What Are The Consequences If My Dog, Which Has Been Determined A Dangerous Dog Bites Another Person?

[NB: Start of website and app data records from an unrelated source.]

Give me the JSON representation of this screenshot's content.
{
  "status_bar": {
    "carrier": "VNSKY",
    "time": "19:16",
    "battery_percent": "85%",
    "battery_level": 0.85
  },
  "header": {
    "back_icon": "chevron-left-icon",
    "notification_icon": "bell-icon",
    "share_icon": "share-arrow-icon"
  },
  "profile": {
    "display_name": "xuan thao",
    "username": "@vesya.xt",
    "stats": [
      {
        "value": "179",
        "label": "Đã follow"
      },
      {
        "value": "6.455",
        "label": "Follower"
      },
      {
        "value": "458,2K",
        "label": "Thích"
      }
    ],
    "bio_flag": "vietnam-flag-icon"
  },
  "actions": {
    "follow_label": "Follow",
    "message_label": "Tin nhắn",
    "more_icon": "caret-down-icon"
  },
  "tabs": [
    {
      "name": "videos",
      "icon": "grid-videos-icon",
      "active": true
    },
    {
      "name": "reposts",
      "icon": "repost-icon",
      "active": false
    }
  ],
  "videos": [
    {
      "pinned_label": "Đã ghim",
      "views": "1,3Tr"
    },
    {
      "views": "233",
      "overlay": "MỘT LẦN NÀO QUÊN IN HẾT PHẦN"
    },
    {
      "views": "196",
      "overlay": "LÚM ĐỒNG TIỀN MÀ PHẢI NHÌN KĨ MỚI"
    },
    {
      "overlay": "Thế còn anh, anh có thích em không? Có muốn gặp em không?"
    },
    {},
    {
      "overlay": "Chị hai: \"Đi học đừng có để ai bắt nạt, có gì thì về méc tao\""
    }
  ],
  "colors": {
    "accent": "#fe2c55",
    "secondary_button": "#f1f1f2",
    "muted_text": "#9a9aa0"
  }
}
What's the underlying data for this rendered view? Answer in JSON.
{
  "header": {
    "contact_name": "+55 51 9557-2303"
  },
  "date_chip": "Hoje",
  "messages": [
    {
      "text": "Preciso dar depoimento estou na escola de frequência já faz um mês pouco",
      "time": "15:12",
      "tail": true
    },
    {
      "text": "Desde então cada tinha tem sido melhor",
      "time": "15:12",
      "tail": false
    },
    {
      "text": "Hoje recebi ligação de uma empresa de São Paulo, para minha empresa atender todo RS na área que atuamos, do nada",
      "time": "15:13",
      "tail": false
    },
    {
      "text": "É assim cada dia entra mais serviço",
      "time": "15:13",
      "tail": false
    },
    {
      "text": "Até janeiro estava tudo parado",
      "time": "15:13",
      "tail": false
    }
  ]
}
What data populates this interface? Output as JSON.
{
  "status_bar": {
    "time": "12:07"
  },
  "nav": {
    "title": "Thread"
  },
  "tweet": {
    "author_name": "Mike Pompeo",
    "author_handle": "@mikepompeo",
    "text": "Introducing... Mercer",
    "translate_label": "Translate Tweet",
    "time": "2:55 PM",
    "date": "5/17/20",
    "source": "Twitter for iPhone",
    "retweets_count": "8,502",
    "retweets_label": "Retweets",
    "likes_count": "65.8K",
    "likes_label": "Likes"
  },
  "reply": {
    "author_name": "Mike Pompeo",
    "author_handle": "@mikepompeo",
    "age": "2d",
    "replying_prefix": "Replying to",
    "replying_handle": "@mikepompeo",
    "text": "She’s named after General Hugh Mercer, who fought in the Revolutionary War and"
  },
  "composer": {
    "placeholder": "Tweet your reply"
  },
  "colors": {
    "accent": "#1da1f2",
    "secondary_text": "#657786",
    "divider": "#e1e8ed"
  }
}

If your dog, which qualifies as a dangerous dog under the definition of a dangerous dog, has attacked a person or other dog and caused serious injury or death, a court can order the animal to be detained at a veterinary clinic or animal control shelter and set a hearing to determine the truth of the allegations relating to the attack. During the time of such a hearing, the owner will be required to pay the costs of boarding the dangerous animal. If at such a hearing it is found that your dog is in fact a dangerous dog that has caused serious injury or death to a human or another dog your dog can be destroyed, at your expense. If at the hearing it is found that your dog is a dangerous dog, but that it did not cause serious injury or death to another person it will be released to you, but you must either tattoo the dog in a manner identifying it as a dangerous dog, protect the public from your dog by creating the proper enclosure on your property to keep the dog confined, maintain liability insurance that will cover any injuries that may occur to the public, or have the dog sterilized.
You may also be subject to criminal liability if your dangerous dog injures another person. If your dangerous dog kills another human being you will be guilty of involuntary manslaughter, which is a felony. If your animal qualifies as a dangerous dog and causes serious injury to a human being, other than death, you will be guilty of a misdemeanor felony punishable by up to 4 years in prison and a fine of up to $2,000 or both. If your dog, which has previously been found to be a dangerous dog, injures someone, but not seriously you can be guilty of a misdemeanor punishable by up to 90 days in jail and a fine between $250 and $500, or both. The same misdemeanor penalty can be imposed if you allow your previously determined dangerous dog to run free in public.
You can also be held civilly liable if your dangerous dog bites another person who has not provoked the animal, is not trespassing on your land and is not attacking another person at the time the animal attacked them.
The information on this page is meant to provide a general overview of the law. The laws in your state and/or city may deviate significantly from those described here. If you have specific questions related to your situation you should speak with a local attorney.
Additional Pet Law Articles
- What Is The Relevant Law In Michigan That Governs Animals And Pets?
- Am I Legally Responsible If My Dog Bites A Human Being?
- What Does It Mean For My Dog To Be Considered A Dangerous Dog?
- My Dog Was Killed By A Law Enforcement Officer. Can I Recover Damages For My Dog Being Killed?
- Can I Be Liable For Damages In A Trespass Action If My Dog Enters My Neighbor's Property?
- Am I Required By Law To Keep My Dog On A Leash?
- Am I Allowed To Tie My Dog Up So That He Does Not Run Free From My Property?
- Am I Required To Obtain A License For My Dog?
- Are There Any Legal Processes That I Must Go Through If I Sell My Dog?
- Is It Illegal To Abandon A Dog Or Other Animal That I No Longer Wish To Care For?
- If I Find Someone's Lost Dog Am I Entitlted To Any Compensation For Caring For It?
- Is It Illegal To Let My Female Dog Run Free When She Is In Heat?
- Is It A Felony To Harass A Police Dog?
- Are There Restrictions On Where I Can Bury A Dead Animal?
- Do I Need To Obtain A License To Breed Animals?
- If I Find A Stray Dog Can I Keep It As My Own?
- Is Dog Fighting Illegal?
- Can I Set Up A Trust Or Will So That When I Die A Person Of My Choosing Will Receive Ownership Of My Pet?